Paul Revere is commonly remembered in the Longfellow legend of his Midnight Ride before the 1775 Battles of Lexington and Concord. In this bright, informative biography, Giblin follows Revere's life from his humble beginnings as a French immigrant's son to his work as a silversmith and a horse messenger amid the mounting pressures of revolution. In precise, accessible prose, Giblin chronicles Revere's daring acts -- both the famous and the overlooked. Along the way, he portrays a brave, compassionate, multitalented American patriot.
Paul Revere had a wide range of activities: Besides being a rider for the Revolution, he was a famed silversmith, engraved cartoons and paper money, and practiced dentistry. He was an early American manufacturer, and his silver business is still thriving today. Connections to contemporary times can be drawn from his being the son of a French immigrant, and from his activities in the American insurgency against Britain in the Revolution.
James Cross Giblin's major awards include:
15 ALA Notables

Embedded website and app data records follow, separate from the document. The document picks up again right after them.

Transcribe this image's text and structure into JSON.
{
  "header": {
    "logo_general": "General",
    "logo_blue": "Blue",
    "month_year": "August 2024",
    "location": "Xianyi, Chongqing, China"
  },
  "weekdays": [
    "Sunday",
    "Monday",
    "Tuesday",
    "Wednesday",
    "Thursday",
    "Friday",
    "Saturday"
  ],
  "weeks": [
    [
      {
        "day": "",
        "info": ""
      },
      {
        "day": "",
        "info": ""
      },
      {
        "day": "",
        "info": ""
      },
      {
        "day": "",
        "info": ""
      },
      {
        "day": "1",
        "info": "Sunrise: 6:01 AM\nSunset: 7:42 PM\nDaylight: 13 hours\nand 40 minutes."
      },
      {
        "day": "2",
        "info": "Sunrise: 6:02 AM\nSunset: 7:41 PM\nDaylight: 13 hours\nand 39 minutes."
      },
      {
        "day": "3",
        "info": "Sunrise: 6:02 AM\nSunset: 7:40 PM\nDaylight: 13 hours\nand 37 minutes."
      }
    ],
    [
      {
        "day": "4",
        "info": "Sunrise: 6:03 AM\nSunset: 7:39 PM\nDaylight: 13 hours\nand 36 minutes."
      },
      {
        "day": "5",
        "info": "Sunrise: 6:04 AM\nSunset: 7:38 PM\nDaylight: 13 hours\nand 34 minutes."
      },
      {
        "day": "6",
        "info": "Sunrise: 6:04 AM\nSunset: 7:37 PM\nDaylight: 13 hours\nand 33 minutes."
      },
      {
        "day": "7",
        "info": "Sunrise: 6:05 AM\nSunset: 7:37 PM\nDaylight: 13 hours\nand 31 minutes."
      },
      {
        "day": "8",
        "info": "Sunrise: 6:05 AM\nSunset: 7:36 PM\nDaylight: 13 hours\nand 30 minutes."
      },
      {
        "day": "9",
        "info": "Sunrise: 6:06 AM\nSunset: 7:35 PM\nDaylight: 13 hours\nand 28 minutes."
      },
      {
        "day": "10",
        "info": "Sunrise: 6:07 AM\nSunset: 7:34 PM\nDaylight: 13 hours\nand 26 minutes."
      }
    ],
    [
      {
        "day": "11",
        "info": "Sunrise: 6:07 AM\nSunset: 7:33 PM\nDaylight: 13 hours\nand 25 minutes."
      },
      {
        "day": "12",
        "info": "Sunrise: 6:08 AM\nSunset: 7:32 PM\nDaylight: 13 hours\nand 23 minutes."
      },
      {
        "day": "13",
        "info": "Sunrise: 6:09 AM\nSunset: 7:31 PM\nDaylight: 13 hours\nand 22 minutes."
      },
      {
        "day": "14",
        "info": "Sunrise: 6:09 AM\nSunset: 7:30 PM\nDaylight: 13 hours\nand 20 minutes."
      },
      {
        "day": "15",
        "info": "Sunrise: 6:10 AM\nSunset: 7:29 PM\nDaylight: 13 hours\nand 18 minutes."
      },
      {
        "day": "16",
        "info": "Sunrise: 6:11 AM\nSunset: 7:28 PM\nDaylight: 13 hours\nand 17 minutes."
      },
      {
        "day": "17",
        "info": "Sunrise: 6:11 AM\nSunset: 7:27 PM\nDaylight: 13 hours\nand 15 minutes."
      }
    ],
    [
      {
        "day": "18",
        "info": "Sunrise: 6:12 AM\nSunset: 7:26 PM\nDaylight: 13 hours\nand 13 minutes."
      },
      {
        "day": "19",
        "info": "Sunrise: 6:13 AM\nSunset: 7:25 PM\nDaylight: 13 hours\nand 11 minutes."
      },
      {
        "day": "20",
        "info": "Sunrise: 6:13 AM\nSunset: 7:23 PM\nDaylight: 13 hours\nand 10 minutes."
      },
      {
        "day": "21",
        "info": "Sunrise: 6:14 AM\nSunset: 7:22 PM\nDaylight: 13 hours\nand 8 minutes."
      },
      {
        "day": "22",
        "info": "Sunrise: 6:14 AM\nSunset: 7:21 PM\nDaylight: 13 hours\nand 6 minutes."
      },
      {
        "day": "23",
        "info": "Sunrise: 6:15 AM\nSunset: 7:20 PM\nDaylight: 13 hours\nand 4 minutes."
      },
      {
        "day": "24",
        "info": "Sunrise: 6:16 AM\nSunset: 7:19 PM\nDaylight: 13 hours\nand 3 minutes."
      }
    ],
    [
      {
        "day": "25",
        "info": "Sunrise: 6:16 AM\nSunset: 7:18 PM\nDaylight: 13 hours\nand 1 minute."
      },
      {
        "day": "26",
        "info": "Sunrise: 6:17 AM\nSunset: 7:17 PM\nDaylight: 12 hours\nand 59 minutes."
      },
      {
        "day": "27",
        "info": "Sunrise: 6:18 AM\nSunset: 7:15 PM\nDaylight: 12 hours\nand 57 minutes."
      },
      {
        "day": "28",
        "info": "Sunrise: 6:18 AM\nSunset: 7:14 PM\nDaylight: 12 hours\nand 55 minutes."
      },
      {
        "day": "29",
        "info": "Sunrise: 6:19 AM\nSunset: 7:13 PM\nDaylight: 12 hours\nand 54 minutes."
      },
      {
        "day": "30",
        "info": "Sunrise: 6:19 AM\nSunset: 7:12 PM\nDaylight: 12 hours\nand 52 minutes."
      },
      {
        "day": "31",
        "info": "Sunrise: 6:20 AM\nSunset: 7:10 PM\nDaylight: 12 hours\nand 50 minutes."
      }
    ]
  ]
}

4 Best Books for Young Adults
5 Orbis Pictus Honors
2 Boston Globe/Horn Book Honors for Nonfiction
Washington Post Body of Work Award
National Book Award
3 Golden Kite Awards
2 Ohio State Awards
In fewer than one-hundred pages, this oversized biography of Paul Revere ably ambles through his life. Beginning with the arrival of Revere's father, Apollos Rivoire, in Boston, the reader paces through his early education and apprenticeship, walks through his family life, trots along during Revere's involvement with the Sons of Liberty, gallops through the famous midnight ride, and canters through his many business successes. A great deal of background information on the period is included, and the author makes good use of archival art to enhance the text. Every two-page spread has at least one illustration. One of the more interesting pieces is a copy of a bell ringer's agreement that Paul drew up when he was only fifteen. It shows that even then he was a shrewd businessman with beautiful penmanship. A nice touch is the inclusion of Longfellow's poem "The Midnight Ride of Paul Revere," complete with an introduction and a brief comparison of the poem and the reality of the ride. Other back material includes a time line that would serve well as an overview of the book and a section on historic sites to visit in Boston, Charlestown, Lexington, and Concord. Although the publisher is marketing this book to grades three to eight, it does not have a babyish look. The conversational tone and many illustrations create a good overview of the 1770s in Boston, making it very useful in the classroom, especially for reluctant readers or history students.